* [What to do]: Restate word for word every entry that appears below, skipping its pictures.

[Start of Attachment]

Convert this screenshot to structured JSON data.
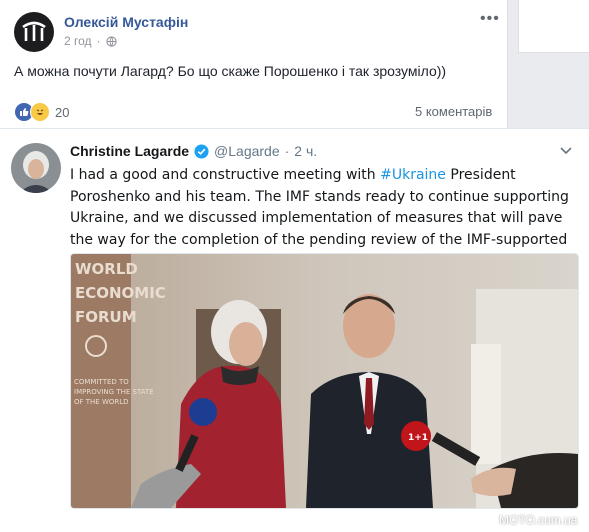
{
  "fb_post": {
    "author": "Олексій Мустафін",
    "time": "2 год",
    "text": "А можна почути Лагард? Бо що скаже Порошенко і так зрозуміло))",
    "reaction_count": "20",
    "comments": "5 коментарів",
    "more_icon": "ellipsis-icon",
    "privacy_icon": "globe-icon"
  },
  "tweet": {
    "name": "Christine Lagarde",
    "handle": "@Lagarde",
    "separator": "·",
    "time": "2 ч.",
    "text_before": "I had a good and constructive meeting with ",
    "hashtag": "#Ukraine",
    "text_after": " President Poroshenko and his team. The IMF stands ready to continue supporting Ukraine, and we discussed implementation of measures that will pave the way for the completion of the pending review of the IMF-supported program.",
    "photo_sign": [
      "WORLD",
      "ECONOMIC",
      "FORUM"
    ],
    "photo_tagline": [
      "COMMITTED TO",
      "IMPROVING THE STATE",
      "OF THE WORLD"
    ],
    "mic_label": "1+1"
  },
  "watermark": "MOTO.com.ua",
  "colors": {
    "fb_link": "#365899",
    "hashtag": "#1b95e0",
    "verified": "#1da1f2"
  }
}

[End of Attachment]

* [Solution]:
Convert this screenshot to structured JSON data.
{
  "fb_post": {
    "author": "Олексій Мустафін",
    "time": "2 год",
    "text": "А можна почути Лагард? Бо що скаже Порошенко і так зрозуміло))",
    "reaction_count": "20",
    "comments": "5 коментарів",
    "more_icon": "ellipsis-icon",
    "privacy_icon": "globe-icon"
  },
  "tweet": {
    "name": "Christine Lagarde",
    "handle": "@Lagarde",
    "separator": "·",
    "time": "2 ч.",
    "text_before": "I had a good and constructive meeting with ",
    "hashtag": "#Ukraine",
    "text_after": " President Poroshenko and his team. The IMF stands ready to continue supporting Ukraine, and we discussed implementation of measures that will pave the way for the completion of the pending review of the IMF-supported program.",
    "photo_sign": [
      "WORLD",
      "ECONOMIC",
      "FORUM"
    ],
    "photo_tagline": [
      "COMMITTED TO",
      "IMPROVING THE STATE",
      "OF THE WORLD"
    ],
    "mic_label": "1+1"
  },
  "watermark": "MOTO.com.ua",
  "colors": {
    "fb_link": "#365899",
    "hashtag": "#1b95e0",
    "verified": "#1da1f2"
  }
}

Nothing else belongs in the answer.